▶ [Supplied entries]

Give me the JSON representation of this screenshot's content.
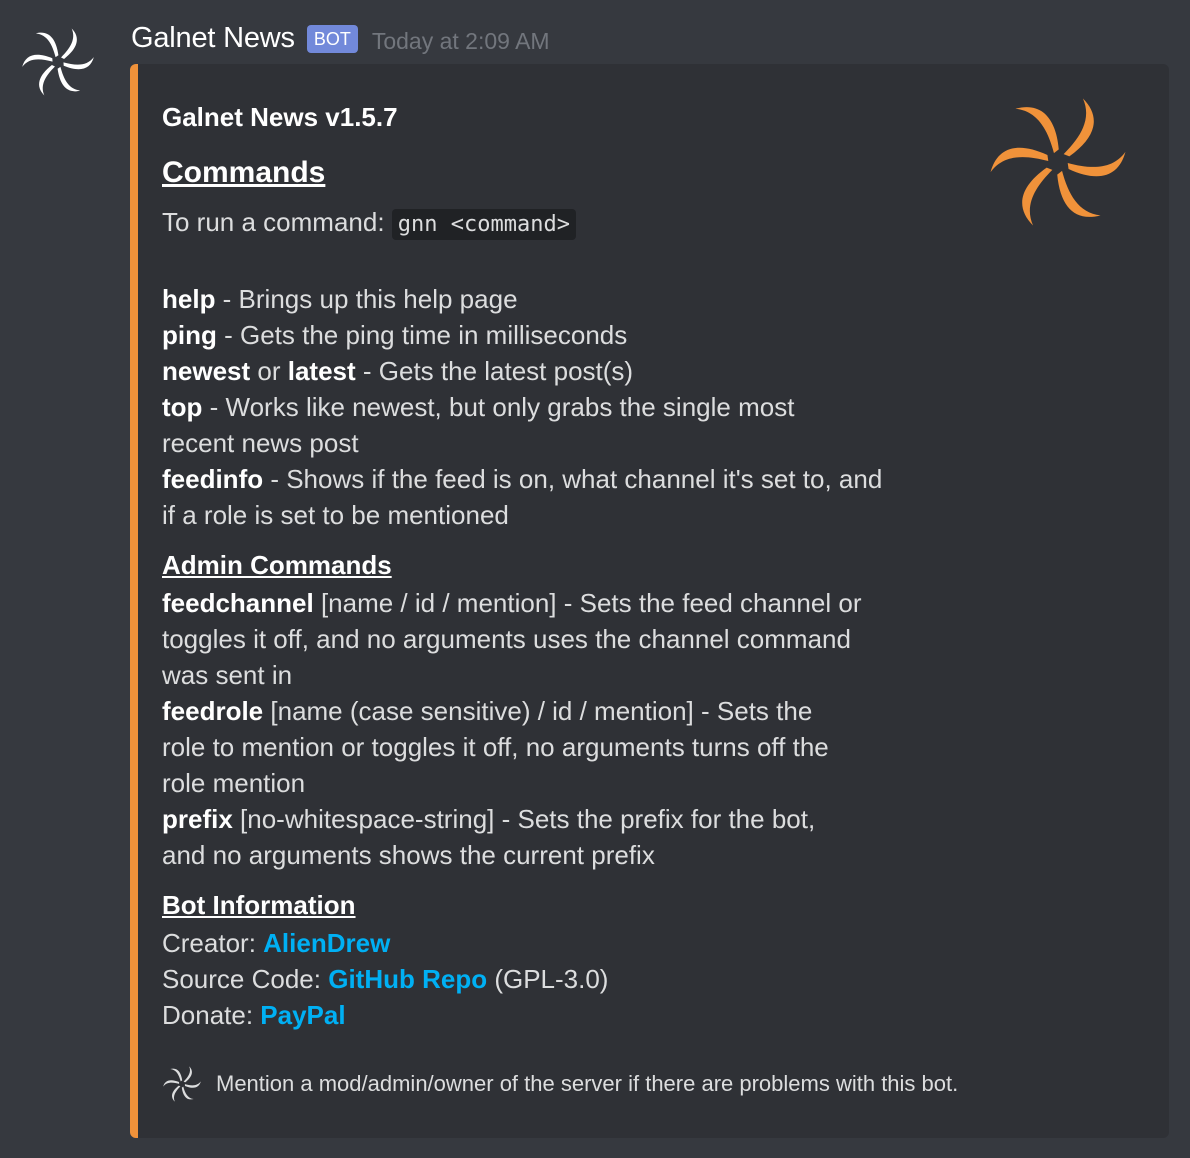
{
  "message": {
    "username": "Galnet News",
    "bot_tag": "BOT",
    "timestamp": "Today at 2:09 AM"
  },
  "embed": {
    "accent_color": "#f0923a",
    "title": "Galnet News v1.5.7",
    "commands_heading": "Commands",
    "intro_text": "To run a command: ",
    "intro_code": "gnn <command>",
    "commands": [
      {
        "cmd": "help",
        "text": " - Brings up this help page"
      },
      {
        "cmd": "ping",
        "text": " - Gets the ping time in milliseconds"
      },
      {
        "cmd": "newest",
        "mid": " or ",
        "cmd2": "latest",
        "text": " - Gets the latest post(s)"
      },
      {
        "cmd": "top",
        "text": " - Works like newest, but only grabs the single most",
        "text2": "recent news post"
      },
      {
        "cmd": "feedinfo",
        "text": " - Shows if the feed is on, what channel it's set to, and",
        "text2": "if a role is set to be mentioned"
      }
    ],
    "admin_heading": "Admin Commands",
    "admin_commands": [
      {
        "cmd": "feedchannel",
        "text": " [name / id / mention] - Sets the feed channel or",
        "text2": "toggles it off, and no arguments uses the channel command",
        "text3": "was sent in"
      },
      {
        "cmd": "feedrole",
        "text": " [name (case sensitive) / id / mention] - Sets the",
        "text2": "role to mention or toggles it off, no arguments turns off the",
        "text3": "role mention"
      },
      {
        "cmd": "prefix",
        "text": " [no-whitespace-string] - Sets the prefix for the bot,",
        "text2": "and no arguments shows the current prefix"
      }
    ],
    "info_heading": "Bot Information",
    "info": {
      "creator_label": "Creator: ",
      "creator_link": "AlienDrew",
      "source_label": "Source Code: ",
      "source_link": "GitHub Repo",
      "source_suffix": " (GPL-3.0)",
      "donate_label": "Donate: ",
      "donate_link": "PayPal"
    },
    "footer_text": "Mention a mod/admin/owner of the server if there are problems with this bot."
  },
  "colors": {
    "link": "#00b0f4",
    "thumbnail_logo": "#f0923a",
    "bot_tag": "#7289da"
  },
  "icons": [
    "galnet-swirl-icon"
  ]
}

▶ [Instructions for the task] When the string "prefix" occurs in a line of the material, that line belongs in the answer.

▶ [Response to this exercise]
        "cmd": "prefix",
        "text": " [no-whitespace-string] - Sets the prefix for the bot,",
        "text2": "and no arguments shows the current prefix"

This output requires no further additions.